That a sovereign is not subject to suit, without its consent, is a principle that has come down unchallenged since the time of Rome. It has found expression in the rule that "the sovereign can do no wrong " and has been adopted by the English Common Law as fully as, indeed, if anything, more fully than by the systems of jurisprudence founded upon the Civil Law.1

In Civil Law countries the State is often held liable in actions based upon the torts of its agents as well as in those of a con-tractural nature; whereas, in the United States, the individual whose rights have been violated by persons acting under State authority has no remedy against the State, except by express permission, and this permission has never been granted except with reference to contract claims.1 The injured individual has, however, right of action against the public officials by whose illegal acts he has been wronged, but these officials may be financially irresponsible, and thus the remedy, in fact, be of no value.

1 Where, however, provision has been made by a State for suits against itself based upon claims arising out of contract, the American courts have sometimes held that the taking of private property by a public official for the benefit of the State creates an implied contract for compensation, and have thereupon awarded damages. Thus in United States v. Great Falls Manufacturing Co. (112 U. S. 645: 5 Sup. Ct. Rep. 306; 28 L. ed. 846), the Supreme Court of the United States said: "We are of opinion that the United States, having by its agents, proceeding under the authority of an act of Congress, taken the property of the claimant for public use, is under an obligation, imposed by the Constitution, to make compensation.

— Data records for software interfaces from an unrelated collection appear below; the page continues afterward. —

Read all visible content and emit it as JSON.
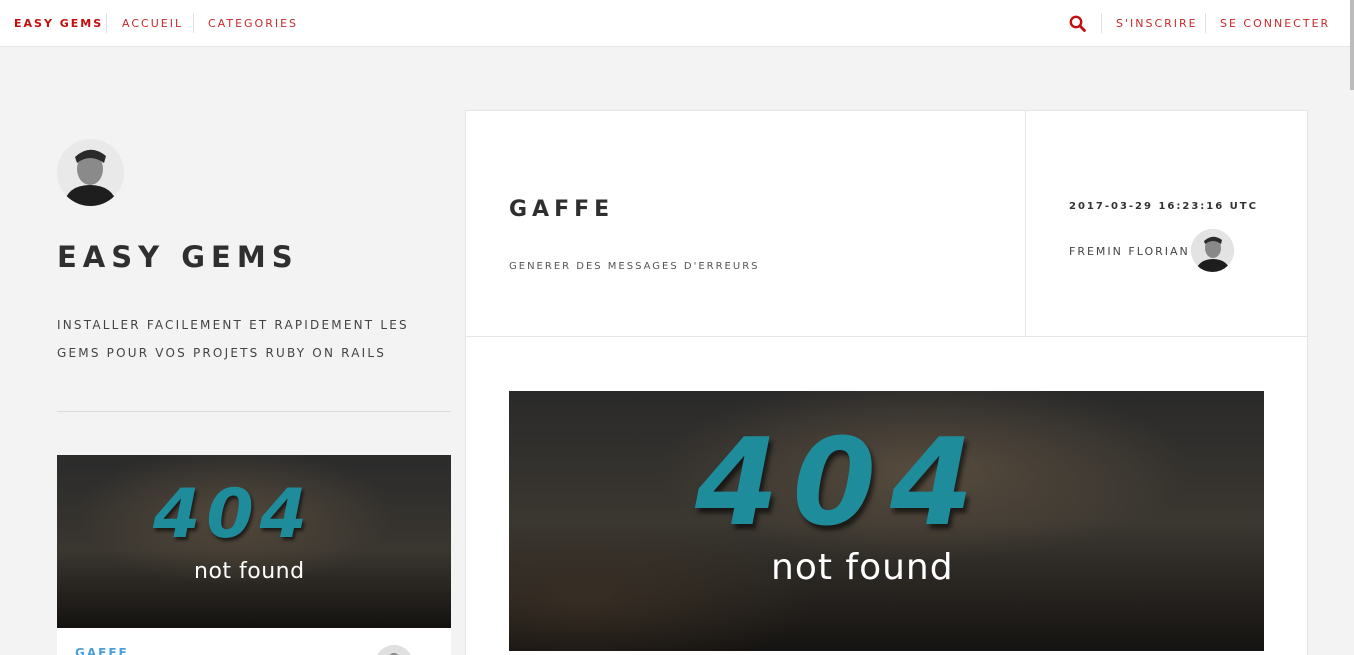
{
  "nav": {
    "brand": "EASY GEMS",
    "links": [
      "ACCUEIL",
      "CATEGORIES"
    ],
    "right_links": [
      "S'INSCRIRE",
      "SE CONNECTER"
    ],
    "search_icon": "search-icon"
  },
  "sidebar": {
    "title": "EASY GEMS",
    "description": "INSTALLER FACILEMENT ET RAPIDEMENT LES GEMS POUR VOS PROJETS RUBY ON RAILS",
    "card": {
      "title": "GAFFE",
      "image_text_big": "404",
      "image_text_small": "not found"
    }
  },
  "post": {
    "title": "GAFFE",
    "subtitle": "GENERER DES MESSAGES D'ERREURS",
    "date": "2017-03-29 16:23:16 UTC",
    "author": "FREMIN FLORIAN",
    "image_text_big": "404",
    "image_text_small": "not found"
  },
  "colors": {
    "accent": "#c40d0d",
    "link_blue": "#4a9fd8",
    "teal_404": "#1f8c9b",
    "page_bg": "#f3f3f3"
  }
}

The law will imply a promise to make the required compensation, where property, to which the Government asserts no title, is taken pursuant to an act of Congress, as private property to be applied for public uses. Such an implication being consistent with the constitutional duty of the government as well as with common justice, the claimant's cause of action is one that arises out of implied contract, within the meaning of the statute which confers jurisdiction upon the Court of Claims, of actions founded upon any contract, express or implied, with the Government of the United States."

Though the principle that the King can do no wrong is, as Blackstone says, "a necessary and fundamental principle of the English Constitution," the English subject aggrieved by his sovereign, is in fact granted redress by the use of either the "petition of right" or of the "monstrans de droit." The first remedy, dating from the time of Edward I, lies where the government is in full possession of hereditaments or chattels to which the claimant lays title. Upon this petition the King, as a matter of course, indorses soit droit fait al partie, whereupon the matter is determined upon issue or demurrer as in a suit between private individuals. The monstrans de droit was originally employed only in cases where the right of both the King and the subject appears upon record.

Though, according to English constitutional law, the King is not subject to suit civilly or criminally, all of his agents, from the highest to the lowest, are. For any act not warranted by law that they may commit they are responsible in the ordinary courts of law to private citizens injured by them, and they may not plead the command of the crown in justification of an act otherwise illegal.

In America the same principle of official responsibility applies, with, however, these exceptions. In the first place, we have no chief executive who is exempt from responsibility to law. In the second place our legislatures, federal and state, have limited legislative powers, especially as to the taking of life, liberty, and property without due process of law. Thus in England an official can justify, in all cases, if he can show an authority derived from an act of Parliament; in the United States, however, he must be able to point to a legislative act which can be shown to be in conformity with the conditions imposed by our written constitutions. In other respects, however, our citizens are not so favorably situated as regards claims against the State as they are in England, for the two remedies, the Petition of Right and the Monstrans de droit, have not found a place in our jurisprudence. In some classes of cases, as we shall see, the United States, and several of the States here made provision for suits against themselves. But in all other cases, the citizen, though he may hold the public officials to a strict legal responsibility, is without the right to sue the State, the principle being unreservedly accepted that the sovereignty of the State implies freedom from suit against its will.2